CoreLogic released its February home value index results showing a a fall of 0.7%, across the combined capitals increasing the cumulative decline to -6.8% since values last peaked in October 2017.
Head of research at CoreLogic, Tim Lawless said, “The fact that we are seeing weakening housing market conditions across regions where home values were previously rising at a sustainable pace and economic conditions are relatively healthy is a sign that tighter credit conditions are having a broad dampening effect on buyer activity.”
Mr Lawless also stated that the national rate of decline has eased slightly relative from January and December.
On an annual basis
Only three of Australia’s eight capitals have recorded a rise in values over the past twelve months, led by Hobart where values were up 7.2%. Brisbane (-0.5%).
This shows a negative annual change for the first time since 2012 and Sydney’s housing market moved into double digit annual declines for the first time since the early 1980s.
Mr Lawless said, “If Melbourne’s downturn continues at a similar pace we are likely to see the annual decline move into double digit falls over the coming months as well, with values currently 9.1% lower over the year.”
Regional versus capital
Regional housing market values are generally holding firmer than capital city markets, with dwelling values down 1.4% over the past twelve months compared with a 7.6% fall in capital city dwelling values.
The top-performing regional areas continue to be centred around regional Tasmania and the larger cities/towns surrounding Melbourne
Across the capital city sub-regions, the strongest housing market conditions are confined to the Hobart, Canberra, Adelaide and Brisbane markets.
Overall, Mr Lawless said, “The February housing market results marked a subtle improvement in the rate of decline.
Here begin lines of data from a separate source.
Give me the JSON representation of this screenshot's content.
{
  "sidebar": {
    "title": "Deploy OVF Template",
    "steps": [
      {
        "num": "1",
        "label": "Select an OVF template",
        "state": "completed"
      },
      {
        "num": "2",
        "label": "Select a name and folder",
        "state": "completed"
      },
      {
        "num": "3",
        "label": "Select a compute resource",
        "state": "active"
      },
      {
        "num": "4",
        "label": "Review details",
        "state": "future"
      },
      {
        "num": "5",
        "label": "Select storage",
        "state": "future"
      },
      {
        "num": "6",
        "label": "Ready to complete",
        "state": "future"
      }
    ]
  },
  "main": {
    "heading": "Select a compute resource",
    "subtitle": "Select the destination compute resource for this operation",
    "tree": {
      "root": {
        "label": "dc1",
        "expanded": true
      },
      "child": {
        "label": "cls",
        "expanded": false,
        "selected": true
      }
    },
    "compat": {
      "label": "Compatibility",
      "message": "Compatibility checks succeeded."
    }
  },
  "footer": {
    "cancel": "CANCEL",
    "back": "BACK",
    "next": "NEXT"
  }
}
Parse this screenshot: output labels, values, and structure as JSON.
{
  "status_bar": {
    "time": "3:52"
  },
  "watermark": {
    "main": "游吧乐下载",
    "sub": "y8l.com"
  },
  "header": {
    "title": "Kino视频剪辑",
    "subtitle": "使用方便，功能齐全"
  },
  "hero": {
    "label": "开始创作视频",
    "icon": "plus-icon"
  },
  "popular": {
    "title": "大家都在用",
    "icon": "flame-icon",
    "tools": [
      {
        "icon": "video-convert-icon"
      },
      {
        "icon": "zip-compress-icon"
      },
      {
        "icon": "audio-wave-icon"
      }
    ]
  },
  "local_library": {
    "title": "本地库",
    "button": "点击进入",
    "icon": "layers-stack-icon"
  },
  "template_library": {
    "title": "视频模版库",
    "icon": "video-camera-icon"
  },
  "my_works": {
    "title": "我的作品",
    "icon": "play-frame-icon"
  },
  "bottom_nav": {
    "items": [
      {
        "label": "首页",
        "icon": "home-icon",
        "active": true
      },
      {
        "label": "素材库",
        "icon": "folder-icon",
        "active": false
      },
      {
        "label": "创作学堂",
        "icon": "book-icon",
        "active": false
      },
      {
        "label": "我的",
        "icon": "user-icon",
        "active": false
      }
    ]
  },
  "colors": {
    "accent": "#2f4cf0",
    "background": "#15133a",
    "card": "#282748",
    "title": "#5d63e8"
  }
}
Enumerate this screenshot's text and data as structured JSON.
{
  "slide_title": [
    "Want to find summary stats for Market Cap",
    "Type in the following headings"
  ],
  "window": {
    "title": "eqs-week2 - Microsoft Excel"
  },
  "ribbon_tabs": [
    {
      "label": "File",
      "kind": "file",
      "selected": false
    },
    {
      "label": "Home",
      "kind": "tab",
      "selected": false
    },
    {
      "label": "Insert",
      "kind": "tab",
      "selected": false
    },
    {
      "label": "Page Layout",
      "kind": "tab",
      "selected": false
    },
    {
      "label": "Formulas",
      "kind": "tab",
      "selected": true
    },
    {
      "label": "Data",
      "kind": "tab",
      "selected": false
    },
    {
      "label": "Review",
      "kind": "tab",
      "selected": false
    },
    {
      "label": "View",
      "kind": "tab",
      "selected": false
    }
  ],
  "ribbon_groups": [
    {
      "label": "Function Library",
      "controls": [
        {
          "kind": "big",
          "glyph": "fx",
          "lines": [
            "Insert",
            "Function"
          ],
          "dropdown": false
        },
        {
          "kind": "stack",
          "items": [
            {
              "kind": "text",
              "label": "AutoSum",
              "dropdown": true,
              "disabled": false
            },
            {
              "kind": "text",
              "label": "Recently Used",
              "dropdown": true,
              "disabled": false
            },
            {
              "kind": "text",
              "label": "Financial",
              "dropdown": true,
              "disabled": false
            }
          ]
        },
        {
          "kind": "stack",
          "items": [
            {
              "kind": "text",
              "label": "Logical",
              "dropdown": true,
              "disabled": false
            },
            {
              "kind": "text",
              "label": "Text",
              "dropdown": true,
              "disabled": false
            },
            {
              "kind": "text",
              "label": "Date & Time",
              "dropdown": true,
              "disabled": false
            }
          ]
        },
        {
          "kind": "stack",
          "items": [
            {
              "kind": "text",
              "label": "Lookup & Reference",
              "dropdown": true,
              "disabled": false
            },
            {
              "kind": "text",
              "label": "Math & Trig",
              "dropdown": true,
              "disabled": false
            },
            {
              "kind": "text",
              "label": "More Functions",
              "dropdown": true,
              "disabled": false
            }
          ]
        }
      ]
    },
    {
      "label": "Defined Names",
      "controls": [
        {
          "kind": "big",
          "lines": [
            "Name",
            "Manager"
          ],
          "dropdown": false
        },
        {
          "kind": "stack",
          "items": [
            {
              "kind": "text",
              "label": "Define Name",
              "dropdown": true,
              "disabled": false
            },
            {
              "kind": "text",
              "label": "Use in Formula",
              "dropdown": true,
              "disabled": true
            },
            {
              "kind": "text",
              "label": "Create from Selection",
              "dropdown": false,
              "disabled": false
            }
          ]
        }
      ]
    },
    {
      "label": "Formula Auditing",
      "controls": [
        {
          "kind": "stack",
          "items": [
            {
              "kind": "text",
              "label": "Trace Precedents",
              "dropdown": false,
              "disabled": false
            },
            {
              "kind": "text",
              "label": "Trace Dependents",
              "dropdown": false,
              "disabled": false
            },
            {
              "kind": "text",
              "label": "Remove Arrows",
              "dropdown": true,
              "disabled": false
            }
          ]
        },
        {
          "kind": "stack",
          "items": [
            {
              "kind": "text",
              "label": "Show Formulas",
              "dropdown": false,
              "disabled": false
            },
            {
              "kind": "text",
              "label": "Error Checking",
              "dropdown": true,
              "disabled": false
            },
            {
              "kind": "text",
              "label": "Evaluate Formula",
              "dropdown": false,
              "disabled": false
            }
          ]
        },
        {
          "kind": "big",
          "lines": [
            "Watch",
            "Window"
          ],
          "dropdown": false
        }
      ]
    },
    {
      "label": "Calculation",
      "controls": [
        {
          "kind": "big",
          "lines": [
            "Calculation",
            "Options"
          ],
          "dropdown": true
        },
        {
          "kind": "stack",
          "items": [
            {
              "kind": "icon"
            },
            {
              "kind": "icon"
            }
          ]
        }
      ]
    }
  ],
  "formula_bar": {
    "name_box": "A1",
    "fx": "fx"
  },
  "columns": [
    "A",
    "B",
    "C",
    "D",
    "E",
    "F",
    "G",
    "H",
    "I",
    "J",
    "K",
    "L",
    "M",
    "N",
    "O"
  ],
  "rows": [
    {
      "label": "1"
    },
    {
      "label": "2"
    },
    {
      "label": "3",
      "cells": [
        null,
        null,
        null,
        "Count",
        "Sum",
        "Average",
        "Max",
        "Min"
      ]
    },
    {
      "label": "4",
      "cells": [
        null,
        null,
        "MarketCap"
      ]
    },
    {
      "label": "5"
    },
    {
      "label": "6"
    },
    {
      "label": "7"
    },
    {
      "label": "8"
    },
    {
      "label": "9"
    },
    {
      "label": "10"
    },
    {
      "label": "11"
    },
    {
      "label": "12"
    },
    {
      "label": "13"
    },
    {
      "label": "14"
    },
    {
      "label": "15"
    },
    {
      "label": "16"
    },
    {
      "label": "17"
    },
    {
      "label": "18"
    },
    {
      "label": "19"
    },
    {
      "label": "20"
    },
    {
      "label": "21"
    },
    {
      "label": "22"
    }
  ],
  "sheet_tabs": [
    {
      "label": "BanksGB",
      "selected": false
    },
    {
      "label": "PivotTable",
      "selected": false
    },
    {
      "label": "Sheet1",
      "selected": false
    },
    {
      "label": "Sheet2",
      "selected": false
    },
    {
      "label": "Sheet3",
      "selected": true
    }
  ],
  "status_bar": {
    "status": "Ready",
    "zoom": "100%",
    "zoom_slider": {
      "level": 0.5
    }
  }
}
However, the housing market downturn is now more widespread geographically and we aren’t seeing any indicators pointing to the market bottoming out just yet.”
While credit availability seems to be the key driver of the slowing conditions. Mr Lawless cites other factors are contributing to the downturn in housing market conditions.
With new housing supply now weighing on some markets. Concerns around oversupply are generally confined to specific high-density precincts, and to a lesser extent, some greenfield detached housing markets.
A build-up of stock available for sale
The number of properties advertised for sale has been consistently rising due to fewer buyers and longer selling times.
Despite the surge in inventory, ‘fresh’ stock being added to the market was down 19% relative to last year, highlighting that vendor confidence is low.
Buyers are firmly in the driver’s seat and in a good position to take advantage of the strong buying position.
The Westpac/Melbourne Institute survey of consumer sentiment has consistently highlighted a pessimistic view from consumers around their expectations for house prices. Which is likely to be another factor reducing market demand.
The latest Residential Property Survey from NAB showed foreign buyers comprised just 6.5% of new housing demand, down from almost 17% in late 2014.
The reduction in foreign buying activity is likely to have a greater impact within the high-rise apartment sector where activity was previously most concentrated.